Gone With the Wind Museum
If you have a thing for rustling petticoats, sweeping melodrama, and technicolor-tinted views of the Civil War South, then you're probably a fan of Gone With the Wind, the epic 1936 novel and 1939 Hollywood blockbuster.
The region around Atlanta, Georgia, is Ground Zero for "Windies" (Gone With the Wind devotees), with many sights linked to the book, film, and its author Margaret Mitchell. But if your time is limited, you can focus on its two most Wind-centric attractions: the Gone With the Wind Museum in Marietta and the Road to Tara Museum in Jonesboro.
Marietta has few ties to Gone With the Wind (it isn't even mentioned in the film) so why is a museum there? Most of its artifacts were collected by one man, Chris Sullivan, a medical doctor from Akron, Ohio. Sullivan wanted to showcase his collection, but he knew that Akron wasn't Atlanta. When a space opened next to the Marietta Museum of History -- in a former cotton warehouse -- Sullivan decided that Marietta was close enough, and filled it with what is probably the world's most complete Gone With the Wind collection.
The relic that brings the most attention to the museum is Scarlett O'Hara's silk honeymoon dress, the only surviving outfit from the movie on permanent display anywhere (Gone With the Wind's wardrobe was mostly deconstructed and reused in other films). But Dr. Sullivan was a thorough man, and his collection ranges from Margaret Mitchell's personal library of Gone With the Wind foreign editions to a 1940s Gone With the Wind pink lingerie set from Japan.
Distributed throughout the museum are Gone With the Wind soaps, perfumes, costume jewelry, board games, liquor, watches, music boxes, dress patterns, needlepoint pillow shams, paper dolls, magazines, cookie jars. Vivien Leigh's script satchel and monogrammed glass barware are here, sharing display space with a Scarlett O'Hara sock monkey. An exhibit of Gone With the Wind parodies includes Gone With the Wiener (a dachshund race), Gone with the Windbags (an anti-Bill-and-Hillary-Clinton political tract), and novelty items built around fart jokes.

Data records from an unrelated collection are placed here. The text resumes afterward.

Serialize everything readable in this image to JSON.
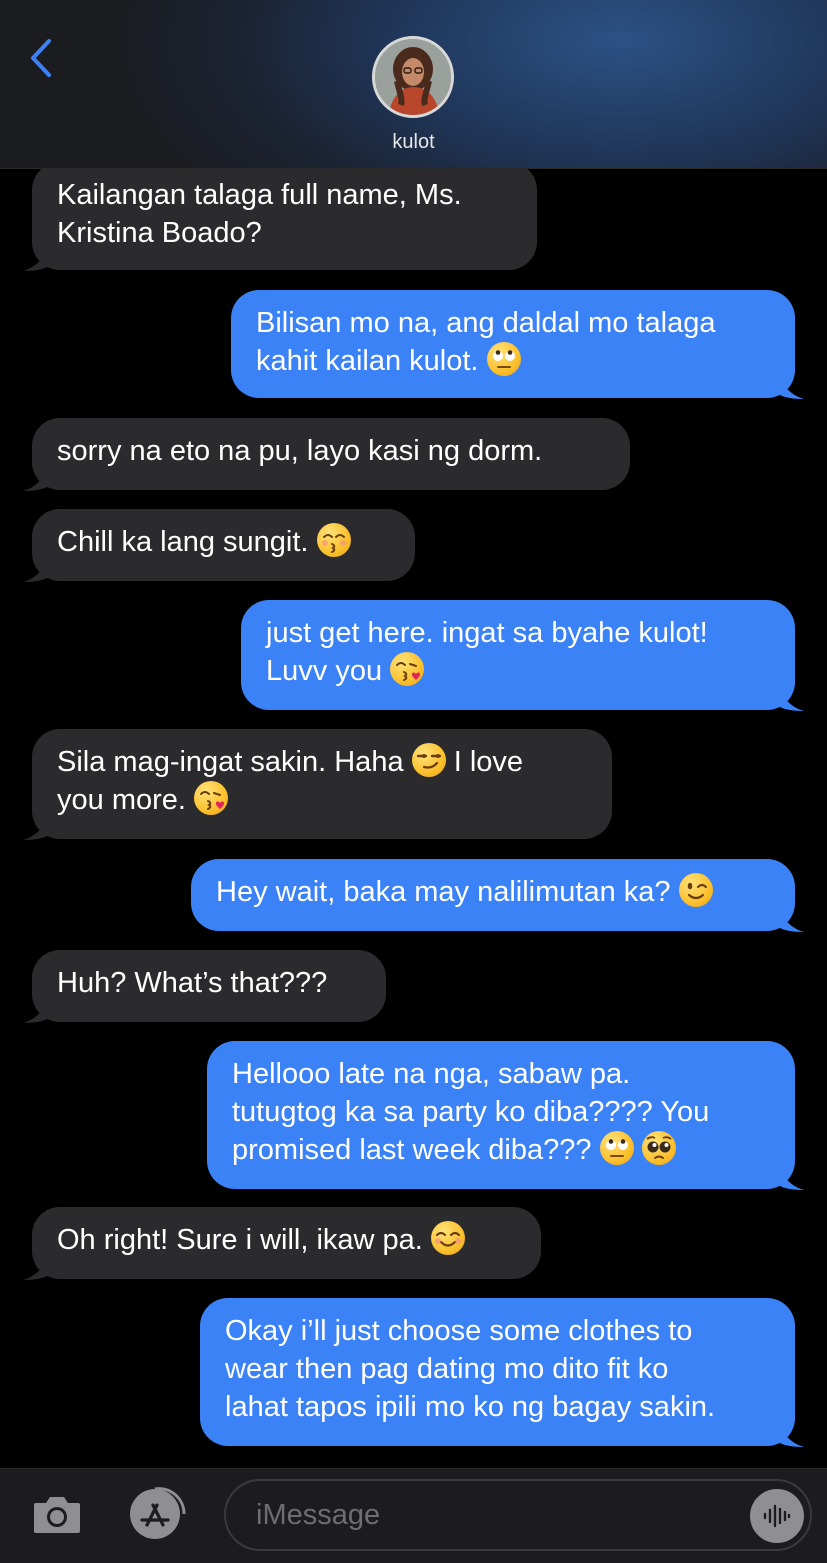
{
  "header": {
    "contact_name": "kulot"
  },
  "composer": {
    "placeholder": "iMessage"
  },
  "messages": [
    {
      "dir": "in",
      "lines": [
        "Kailangan talaga full name, Ms.",
        "Kristina Boado?"
      ]
    },
    {
      "dir": "out",
      "lines": [
        "Bilisan mo na, ang daldal mo talaga",
        "kahit kailan kulot."
      ],
      "emoji": [
        "rolling-eyes"
      ]
    },
    {
      "dir": "in",
      "lines": [
        "sorry na eto na pu, layo kasi ng dorm."
      ]
    },
    {
      "dir": "in",
      "lines": [
        "Chill ka lang sungit."
      ],
      "emoji": [
        "kissing-smiling-eyes"
      ]
    },
    {
      "dir": "out",
      "lines": [
        "just get here. ingat sa byahe kulot!",
        "Luvv you"
      ],
      "emoji": [
        "face-blowing-kiss"
      ]
    },
    {
      "dir": "in",
      "lines": [
        "Sila mag-ingat sakin. Haha",
        "I love",
        "you more."
      ],
      "emoji": [
        "smirking-face",
        "face-blowing-kiss"
      ]
    },
    {
      "dir": "out",
      "lines": [
        "Hey wait, baka may nalilimutan ka?"
      ],
      "emoji": [
        "winking-face"
      ]
    },
    {
      "dir": "in",
      "lines": [
        "Huh? What’s that???"
      ]
    },
    {
      "dir": "out",
      "lines": [
        "Hellooo late na nga, sabaw pa.",
        "tutugtog ka sa party ko diba???? You",
        "promised last week diba???"
      ],
      "emoji": [
        "rolling-eyes",
        "pleading-face"
      ]
    },
    {
      "dir": "in",
      "lines": [
        "Oh right! Sure i will, ikaw pa."
      ],
      "emoji": [
        "smiling-face"
      ]
    },
    {
      "dir": "out",
      "lines": [
        "Okay i’ll just choose some clothes to",
        "wear then pag dating mo dito fit ko",
        "lahat tapos ipili mo ko ng bagay sakin."
      ]
    }
  ]
}
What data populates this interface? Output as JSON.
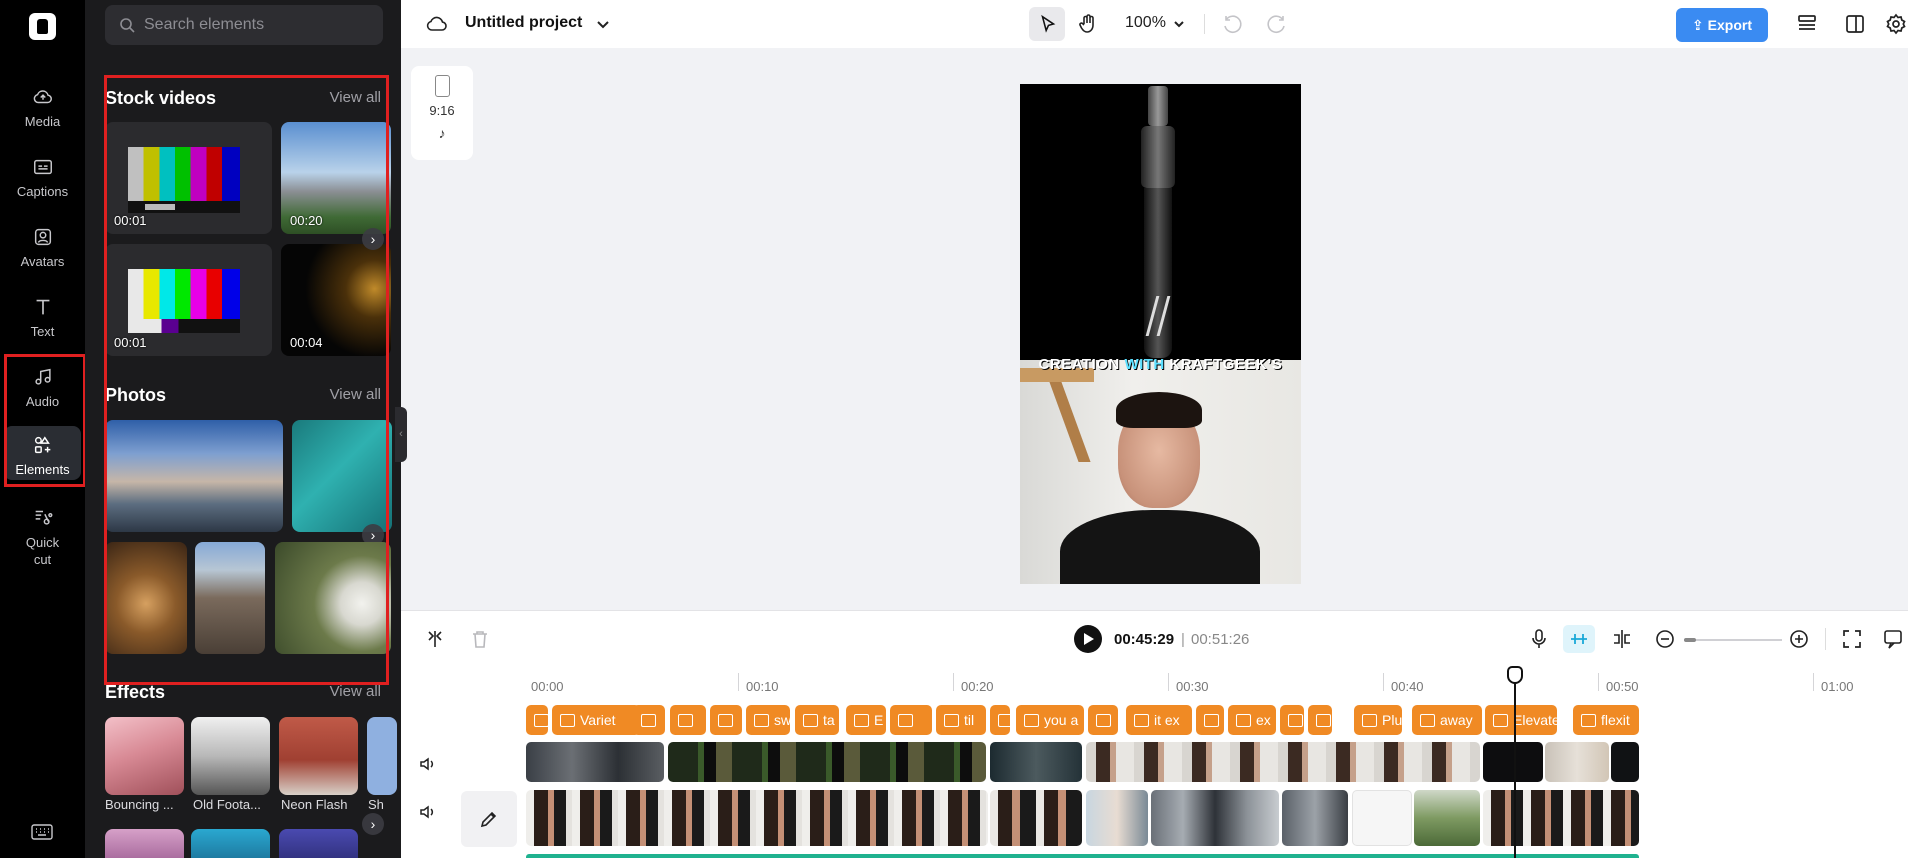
{
  "rail": {
    "items": [
      {
        "label": "Media",
        "icon": "cloud-upload-icon"
      },
      {
        "label": "Captions",
        "icon": "captions-icon"
      },
      {
        "label": "Avatars",
        "icon": "avatar-icon"
      },
      {
        "label": "Text",
        "icon": "text-icon"
      },
      {
        "label": "Audio",
        "icon": "music-note-icon"
      },
      {
        "label": "Elements",
        "icon": "shapes-icon"
      },
      {
        "label": "Quick cut",
        "icon": "quick-cut-icon"
      }
    ],
    "active": "Elements"
  },
  "panel": {
    "search_placeholder": "Search elements",
    "stock_videos": {
      "title": "Stock videos",
      "view_all": "View all",
      "items": [
        {
          "duration": "00:01",
          "kind": "color-bars"
        },
        {
          "duration": "00:20",
          "kind": "mountains"
        },
        {
          "duration": "00:01",
          "kind": "color-bars"
        },
        {
          "duration": "00:04",
          "kind": "sparkles"
        }
      ]
    },
    "photos": {
      "title": "Photos",
      "view_all": "View all"
    },
    "effects": {
      "title": "Effects",
      "view_all": "View all",
      "items": [
        "Bouncing ...",
        "Old Foota...",
        "Neon Flash",
        "Sh"
      ]
    }
  },
  "topbar": {
    "project_title": "Untitled project",
    "zoom": "100%",
    "export_label": "Export"
  },
  "canvas": {
    "ratio_label": "9:16",
    "caption_prefix": "CREATION ",
    "caption_highlight": "WITH",
    "caption_suffix": " KRAFTGEEK’S"
  },
  "timeline": {
    "current_time": "00:45:29",
    "separator": "|",
    "total_time": "00:51:26",
    "ruler": [
      "00:00",
      "00:10",
      "00:20",
      "00:30",
      "00:40",
      "00:50",
      "01:00"
    ],
    "caption_chips": [
      "",
      "Variet",
      "",
      "",
      "",
      "sw",
      "ta",
      "E",
      "",
      "til",
      "",
      "you a",
      "",
      "it ex",
      "",
      "ex",
      "",
      "",
      "Plu",
      "away",
      "Elevate",
      "flexit"
    ]
  },
  "colors": {
    "accent": "#3a8bf2",
    "caption_chip": "#f08a24",
    "highlight_box": "#e02020",
    "panel_bg": "#1b1b1d"
  }
}
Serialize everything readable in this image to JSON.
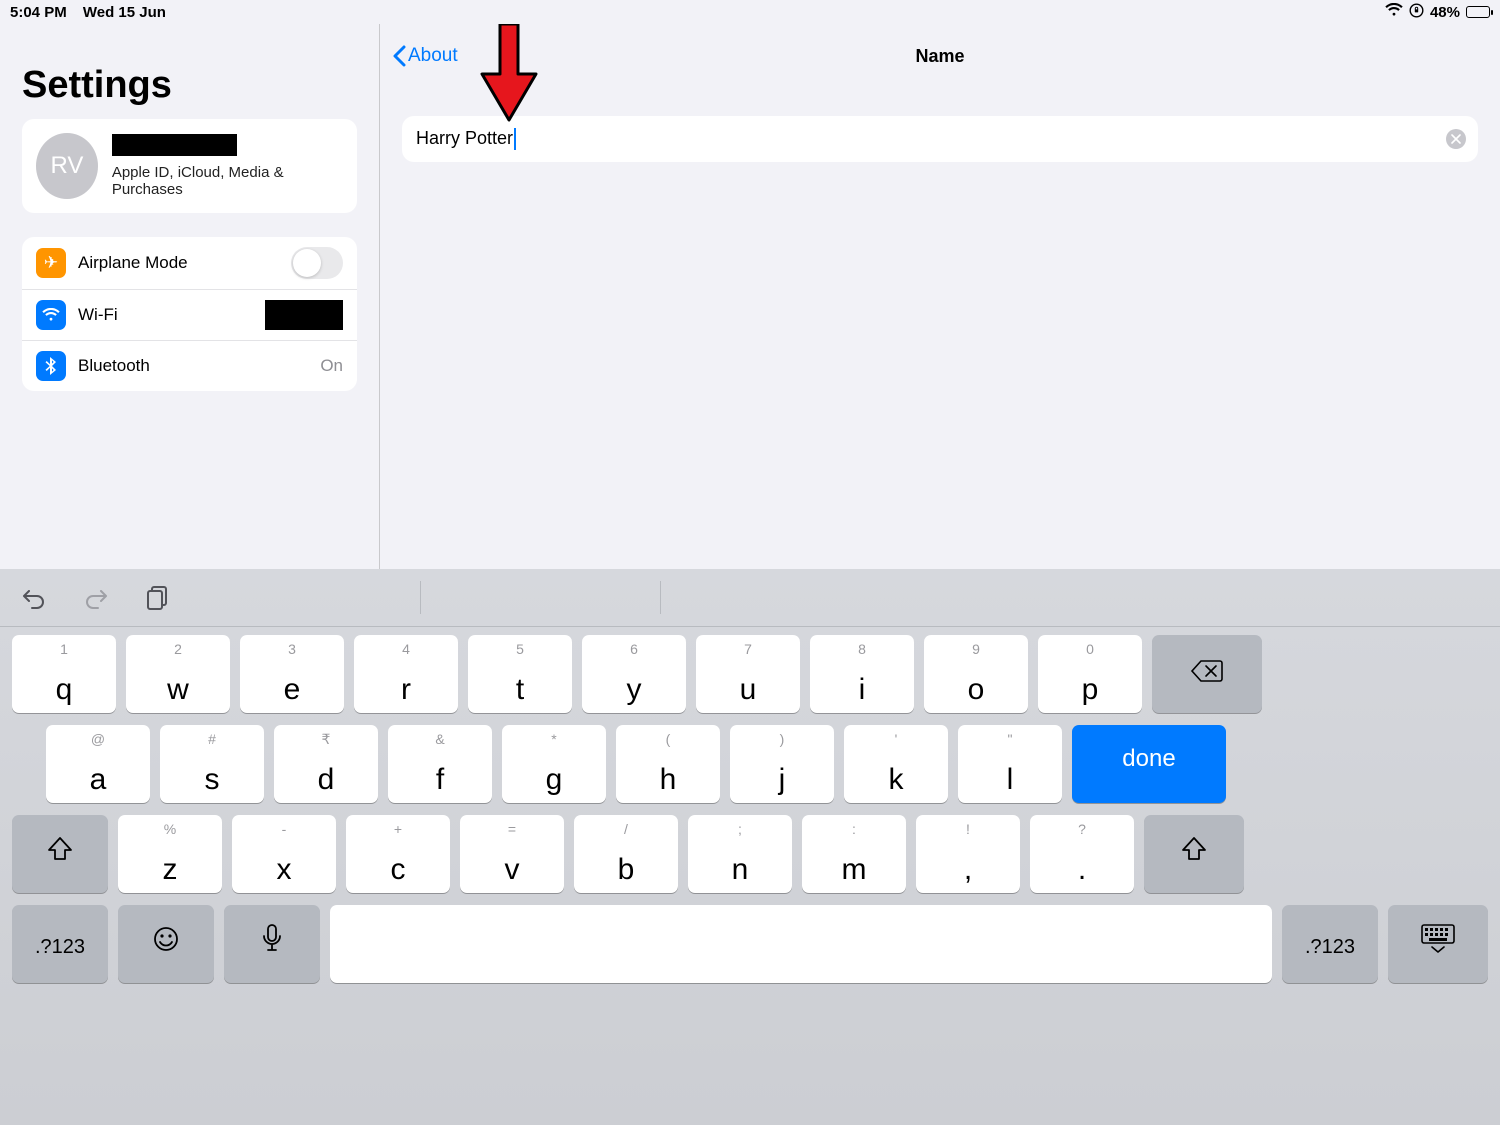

You can flip through a framed page-by-page copy of the local newspaper on the day the film had its world premiere in Atlanta, and see the official program that removed the face of black actress Hattie McDaniel (Mammy) because racism was alive and well in Atlanta in 1939, Civil War or no Civil War.
Christy Hopper, the museum's exhibit coordinator, said that sometimes visitors will ask for directions to "Tara," Gone With the Wind's plantation home, not understanding that the story is a work of fiction. "I do wonder about that sometimes," said Christy, "and I worry about it a little bit." Margaret Mitchell herself was unhappy with how the film sometimes romanticized times and places and people that were not romantic. "Slavery wasn't a pleasant thing by any means," said Christy.
Nonetheless, the passionate tale of Rhett and Scarlett remains popular worldwide, particularly with women, said Christy, although visitors to the museum tend to be balanced between the sexes. "I think sometimes it's the women who bring the men," Christy said, "but the men enjoy it when they're here."